DATA FOR PROCESSING:
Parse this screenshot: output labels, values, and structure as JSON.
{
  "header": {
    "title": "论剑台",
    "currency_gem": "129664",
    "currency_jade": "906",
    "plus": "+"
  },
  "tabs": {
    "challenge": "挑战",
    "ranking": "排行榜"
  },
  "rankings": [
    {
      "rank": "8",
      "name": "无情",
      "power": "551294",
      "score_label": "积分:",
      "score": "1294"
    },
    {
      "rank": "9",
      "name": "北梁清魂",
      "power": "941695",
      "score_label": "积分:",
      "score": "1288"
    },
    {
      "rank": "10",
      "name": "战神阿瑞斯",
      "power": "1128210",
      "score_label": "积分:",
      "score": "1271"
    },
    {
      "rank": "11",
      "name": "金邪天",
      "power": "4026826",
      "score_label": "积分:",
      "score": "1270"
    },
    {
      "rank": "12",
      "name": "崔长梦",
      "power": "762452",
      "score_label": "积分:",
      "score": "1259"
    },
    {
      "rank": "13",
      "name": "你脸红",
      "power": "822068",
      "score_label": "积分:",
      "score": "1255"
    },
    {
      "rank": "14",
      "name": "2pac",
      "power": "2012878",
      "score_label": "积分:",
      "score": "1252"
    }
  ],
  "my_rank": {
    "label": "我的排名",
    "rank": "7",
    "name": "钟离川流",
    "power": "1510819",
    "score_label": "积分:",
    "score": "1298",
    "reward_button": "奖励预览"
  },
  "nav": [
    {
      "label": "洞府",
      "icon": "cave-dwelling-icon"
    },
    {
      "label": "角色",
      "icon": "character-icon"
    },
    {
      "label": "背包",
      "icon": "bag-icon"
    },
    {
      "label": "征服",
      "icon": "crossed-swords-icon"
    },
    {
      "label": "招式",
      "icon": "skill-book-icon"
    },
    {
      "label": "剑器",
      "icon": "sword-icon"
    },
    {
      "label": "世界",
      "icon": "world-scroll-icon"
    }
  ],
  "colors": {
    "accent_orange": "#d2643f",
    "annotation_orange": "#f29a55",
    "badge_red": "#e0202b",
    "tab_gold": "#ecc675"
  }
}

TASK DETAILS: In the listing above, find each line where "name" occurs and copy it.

RESULT OF THIS EXERCISE:
      "name": "无情",
      "name": "北梁清魂",
      "name": "战神阿瑞斯",
      "name": "金邪天",
      "name": "崔长梦",
      "name": "你脸红",
      "name": "2pac",
    "name": "钟离川流",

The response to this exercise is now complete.